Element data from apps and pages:
===============
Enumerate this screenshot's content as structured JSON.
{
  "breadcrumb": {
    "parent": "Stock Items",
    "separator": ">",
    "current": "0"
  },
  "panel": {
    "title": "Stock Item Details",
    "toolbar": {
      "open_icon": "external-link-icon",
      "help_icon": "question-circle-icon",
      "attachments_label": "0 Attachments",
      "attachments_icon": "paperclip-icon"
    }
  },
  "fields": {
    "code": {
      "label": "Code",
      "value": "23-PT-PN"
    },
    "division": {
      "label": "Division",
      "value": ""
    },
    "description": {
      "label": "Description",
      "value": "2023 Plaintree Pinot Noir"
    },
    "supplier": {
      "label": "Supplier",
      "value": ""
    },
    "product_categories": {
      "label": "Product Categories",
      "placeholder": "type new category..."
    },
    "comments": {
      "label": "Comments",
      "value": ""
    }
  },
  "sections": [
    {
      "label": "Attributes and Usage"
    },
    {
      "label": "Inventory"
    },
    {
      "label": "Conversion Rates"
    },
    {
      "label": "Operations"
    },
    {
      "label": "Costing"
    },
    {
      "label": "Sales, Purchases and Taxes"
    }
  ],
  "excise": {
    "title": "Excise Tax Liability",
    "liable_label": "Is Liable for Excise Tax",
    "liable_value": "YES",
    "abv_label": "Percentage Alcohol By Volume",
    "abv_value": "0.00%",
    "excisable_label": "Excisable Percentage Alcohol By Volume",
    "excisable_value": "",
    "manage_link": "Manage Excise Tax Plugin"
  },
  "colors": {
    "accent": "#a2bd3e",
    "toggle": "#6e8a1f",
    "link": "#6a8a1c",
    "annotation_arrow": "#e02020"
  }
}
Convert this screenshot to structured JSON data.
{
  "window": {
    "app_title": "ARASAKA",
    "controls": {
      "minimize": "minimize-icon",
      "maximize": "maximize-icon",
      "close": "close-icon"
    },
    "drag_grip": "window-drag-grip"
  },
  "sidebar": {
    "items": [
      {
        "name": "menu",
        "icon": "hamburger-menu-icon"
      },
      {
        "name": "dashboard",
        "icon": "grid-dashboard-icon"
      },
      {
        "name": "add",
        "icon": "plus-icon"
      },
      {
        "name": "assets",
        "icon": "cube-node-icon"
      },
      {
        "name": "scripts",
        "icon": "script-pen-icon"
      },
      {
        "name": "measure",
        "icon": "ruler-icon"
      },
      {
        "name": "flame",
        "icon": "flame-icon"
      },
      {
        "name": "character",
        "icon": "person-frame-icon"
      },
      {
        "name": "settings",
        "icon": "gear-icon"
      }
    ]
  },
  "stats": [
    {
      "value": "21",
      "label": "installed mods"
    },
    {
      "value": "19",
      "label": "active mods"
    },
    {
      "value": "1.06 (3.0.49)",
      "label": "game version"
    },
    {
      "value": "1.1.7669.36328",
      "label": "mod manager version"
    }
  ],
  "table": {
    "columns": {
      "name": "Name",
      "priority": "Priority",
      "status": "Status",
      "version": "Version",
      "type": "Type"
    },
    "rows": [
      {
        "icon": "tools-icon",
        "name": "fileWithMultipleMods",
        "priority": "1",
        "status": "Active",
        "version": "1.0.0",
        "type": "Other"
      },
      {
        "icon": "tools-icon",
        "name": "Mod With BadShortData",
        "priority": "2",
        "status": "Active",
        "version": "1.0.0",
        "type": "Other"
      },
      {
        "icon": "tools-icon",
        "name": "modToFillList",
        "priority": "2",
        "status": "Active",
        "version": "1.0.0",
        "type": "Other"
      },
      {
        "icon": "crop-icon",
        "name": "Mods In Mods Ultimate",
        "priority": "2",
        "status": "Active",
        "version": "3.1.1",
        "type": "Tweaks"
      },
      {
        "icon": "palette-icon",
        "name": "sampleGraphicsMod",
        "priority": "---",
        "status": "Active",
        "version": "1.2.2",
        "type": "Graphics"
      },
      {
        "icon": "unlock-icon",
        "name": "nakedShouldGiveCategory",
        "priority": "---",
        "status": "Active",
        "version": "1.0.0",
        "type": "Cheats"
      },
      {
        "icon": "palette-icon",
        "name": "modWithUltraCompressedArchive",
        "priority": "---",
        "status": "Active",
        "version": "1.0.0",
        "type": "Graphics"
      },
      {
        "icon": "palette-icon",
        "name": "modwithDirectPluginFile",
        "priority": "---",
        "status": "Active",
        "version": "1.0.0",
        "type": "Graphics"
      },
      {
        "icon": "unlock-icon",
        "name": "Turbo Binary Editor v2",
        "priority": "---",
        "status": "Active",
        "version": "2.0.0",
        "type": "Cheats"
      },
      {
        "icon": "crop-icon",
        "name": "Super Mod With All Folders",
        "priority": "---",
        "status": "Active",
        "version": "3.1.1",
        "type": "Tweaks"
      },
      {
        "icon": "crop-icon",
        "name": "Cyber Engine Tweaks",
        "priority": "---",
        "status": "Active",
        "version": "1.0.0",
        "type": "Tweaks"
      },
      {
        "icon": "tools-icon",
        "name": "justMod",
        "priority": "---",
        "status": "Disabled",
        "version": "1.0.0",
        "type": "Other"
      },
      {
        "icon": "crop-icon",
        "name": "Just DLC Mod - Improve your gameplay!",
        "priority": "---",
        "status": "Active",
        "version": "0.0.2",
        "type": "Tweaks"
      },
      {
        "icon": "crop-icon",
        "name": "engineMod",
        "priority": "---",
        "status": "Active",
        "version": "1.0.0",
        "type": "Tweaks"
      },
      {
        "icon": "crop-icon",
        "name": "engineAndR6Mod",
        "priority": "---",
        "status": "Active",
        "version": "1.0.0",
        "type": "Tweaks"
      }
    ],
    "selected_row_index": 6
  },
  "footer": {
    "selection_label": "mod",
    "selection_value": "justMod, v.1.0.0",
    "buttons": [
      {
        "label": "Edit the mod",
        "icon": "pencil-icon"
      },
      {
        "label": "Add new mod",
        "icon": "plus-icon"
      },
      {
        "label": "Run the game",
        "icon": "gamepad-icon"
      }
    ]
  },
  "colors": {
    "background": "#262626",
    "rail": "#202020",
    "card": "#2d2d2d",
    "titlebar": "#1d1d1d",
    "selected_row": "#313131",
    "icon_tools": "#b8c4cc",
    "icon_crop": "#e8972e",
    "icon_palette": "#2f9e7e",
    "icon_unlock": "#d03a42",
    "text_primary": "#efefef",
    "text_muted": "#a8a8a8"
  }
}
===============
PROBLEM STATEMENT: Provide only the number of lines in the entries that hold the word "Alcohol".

ANSWER: 2